*RECORD EXCERPTS*:
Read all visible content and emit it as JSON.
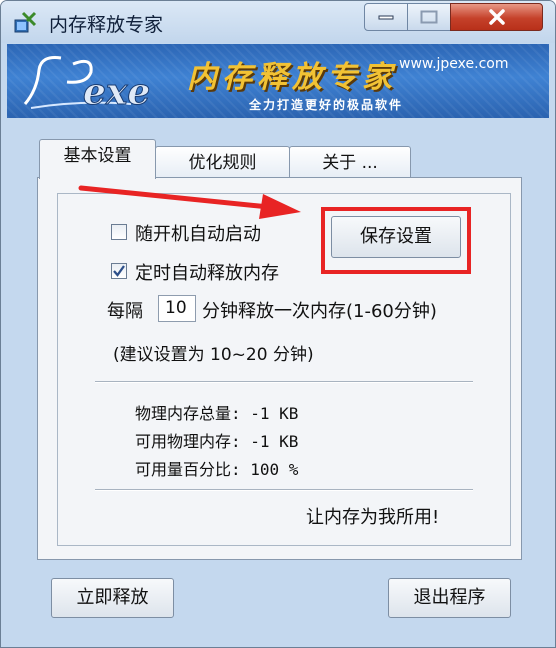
{
  "window": {
    "title": "内存释放专家"
  },
  "banner": {
    "title": "内存释放专家",
    "url": "www.jpexe.com",
    "slogan": "全力打造更好的极品软件"
  },
  "tabs": [
    {
      "label": "基本设置",
      "active": true
    },
    {
      "label": "优化规则",
      "active": false
    },
    {
      "label": "关于 ...",
      "active": false
    }
  ],
  "settings": {
    "autostart_label": "随开机自动启动",
    "autostart_checked": false,
    "timed_release_label": "定时自动释放内存",
    "timed_release_checked": true,
    "interval_prefix": "每隔",
    "interval_value": "10",
    "interval_suffix": "分钟释放一次内存(1-60分钟)",
    "suggestion": "(建议设置为 10~20 分钟)",
    "save_button": "保存设置"
  },
  "memory": {
    "physical_total": "物理内存总量: -1 KB",
    "physical_available": "可用物理内存: -1 KB",
    "available_percent": "可用量百分比: 100 %"
  },
  "slogan_bottom": "让内存为我所用!",
  "buttons": {
    "release_now": "立即释放",
    "exit": "退出程序"
  },
  "colors": {
    "annotation_red": "#e82424",
    "banner_blue": "#3f82d3",
    "banner_gold": "#f2c234"
  }
}
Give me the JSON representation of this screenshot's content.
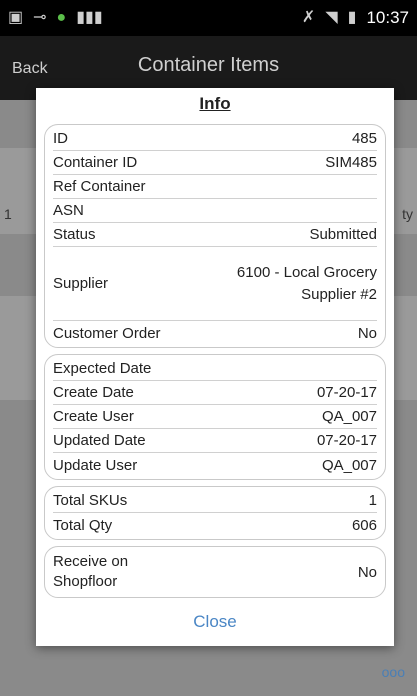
{
  "status_bar": {
    "time": "10:37",
    "icons": [
      "image-icon",
      "key-icon",
      "android-notify-icon",
      "barcode-icon",
      "mute-icon",
      "wifi-icon",
      "battery-icon"
    ]
  },
  "app_bar": {
    "back_label": "Back",
    "title": "Container Items"
  },
  "background": {
    "row_number": "1",
    "qty_label_fragment": "ty",
    "footer_link": "ooo"
  },
  "modal": {
    "title": "Info",
    "group1": [
      {
        "label": "ID",
        "value": "485"
      },
      {
        "label": "Container ID",
        "value": "SIM485"
      },
      {
        "label": "Ref Container",
        "value": ""
      },
      {
        "label": "ASN",
        "value": ""
      },
      {
        "label": "Status",
        "value": "Submitted"
      },
      {
        "label": "Supplier",
        "value": "6100 - Local Grocery Supplier #2"
      },
      {
        "label": "Customer Order",
        "value": "No"
      }
    ],
    "group2": [
      {
        "label": "Expected Date",
        "value": ""
      },
      {
        "label": "Create Date",
        "value": "07-20-17"
      },
      {
        "label": "Create User",
        "value": "QA_007"
      },
      {
        "label": "Updated Date",
        "value": "07-20-17"
      },
      {
        "label": "Update User",
        "value": "QA_007"
      }
    ],
    "group3": [
      {
        "label": "Total SKUs",
        "value": "1"
      },
      {
        "label": "Total Qty",
        "value": "606"
      }
    ],
    "group4": [
      {
        "label": "Receive on Shopfloor",
        "value": "No"
      }
    ],
    "close_label": "Close"
  }
}
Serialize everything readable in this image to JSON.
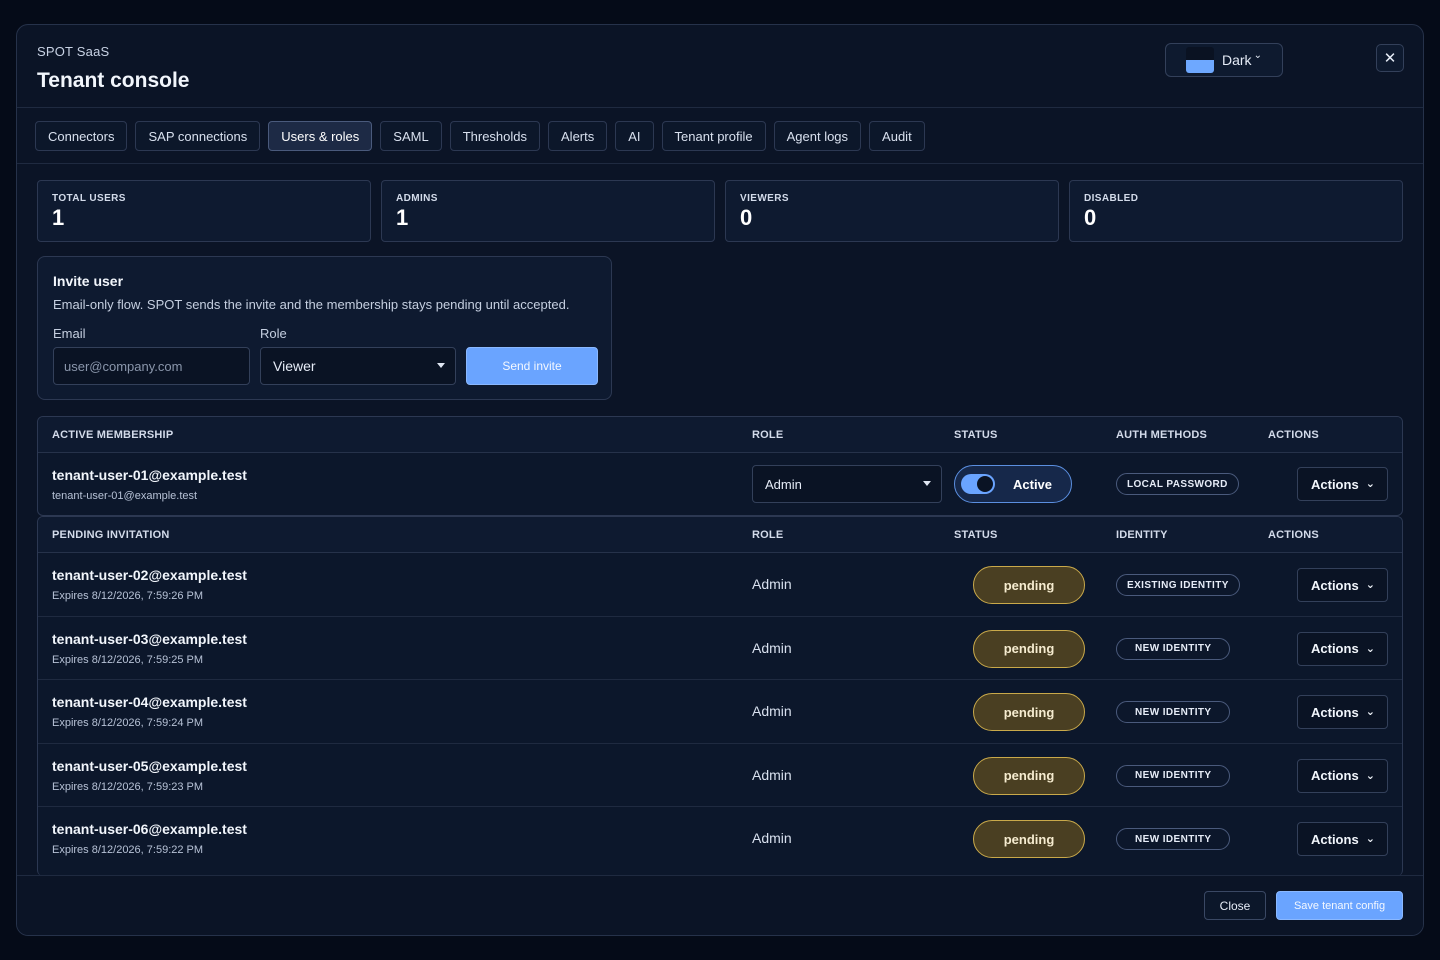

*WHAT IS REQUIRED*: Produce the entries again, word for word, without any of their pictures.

*RESULT*:
Read all visible content and emit it as JSON.
{
  "window": {
    "title": "内存释放专家"
  },
  "banner": {
    "title": "内存释放专家",
    "url": "www.jpexe.com",
    "slogan": "全力打造更好的极品软件"
  },
  "tabs": [
    {
      "label": "基本设置",
      "active": true
    },
    {
      "label": "优化规则",
      "active": false
    },
    {
      "label": "关于 ...",
      "active": false
    }
  ],
  "settings": {
    "autostart_label": "随开机自动启动",
    "autostart_checked": false,
    "timed_release_label": "定时自动释放内存",
    "timed_release_checked": true,
    "interval_prefix": "每隔",
    "interval_value": "10",
    "interval_suffix": "分钟释放一次内存(1-60分钟)",
    "suggestion": "(建议设置为 10~20 分钟)",
    "save_button": "保存设置"
  },
  "memory": {
    "physical_total": "物理内存总量: -1 KB",
    "physical_available": "可用物理内存: -1 KB",
    "available_percent": "可用量百分比: 100 %"
  },
  "slogan_bottom": "让内存为我所用!",
  "buttons": {
    "release_now": "立即释放",
    "exit": "退出程序"
  },
  "colors": {
    "annotation_red": "#e82424",
    "banner_blue": "#3f82d3",
    "banner_gold": "#f2c234"
  }
}
Give me the JSON representation of this screenshot's content.
{
  "status_bar": {
    "time": "10:37",
    "icons": [
      "image-icon",
      "key-icon",
      "android-notify-icon",
      "barcode-icon",
      "mute-icon",
      "wifi-icon",
      "battery-icon"
    ]
  },
  "app_bar": {
    "back_label": "Back",
    "title": "Container Items"
  },
  "background": {
    "row_number": "1",
    "qty_label_fragment": "ty",
    "footer_link": "ooo"
  },
  "modal": {
    "title": "Info",
    "group1": [
      {
        "label": "ID",
        "value": "485"
      },
      {
        "label": "Container ID",
        "value": "SIM485"
      },
      {
        "label": "Ref Container",
        "value": ""
      },
      {
        "label": "ASN",
        "value": ""
      },
      {
        "label": "Status",
        "value": "Submitted"
      },
      {
        "label": "Supplier",
        "value": "6100 - Local Grocery Supplier #2"
      },
      {
        "label": "Customer Order",
        "value": "No"
      }
    ],
    "group2": [
      {
        "label": "Expected Date",
        "value": ""
      },
      {
        "label": "Create Date",
        "value": "07-20-17"
      },
      {
        "label": "Create User",
        "value": "QA_007"
      },
      {
        "label": "Updated Date",
        "value": "07-20-17"
      },
      {
        "label": "Update User",
        "value": "QA_007"
      }
    ],
    "group3": [
      {
        "label": "Total SKUs",
        "value": "1"
      },
      {
        "label": "Total Qty",
        "value": "606"
      }
    ],
    "group4": [
      {
        "label": "Receive on Shopfloor",
        "value": "No"
      }
    ],
    "close_label": "Close"
  }
}
Serialize everything readable in this image to JSON.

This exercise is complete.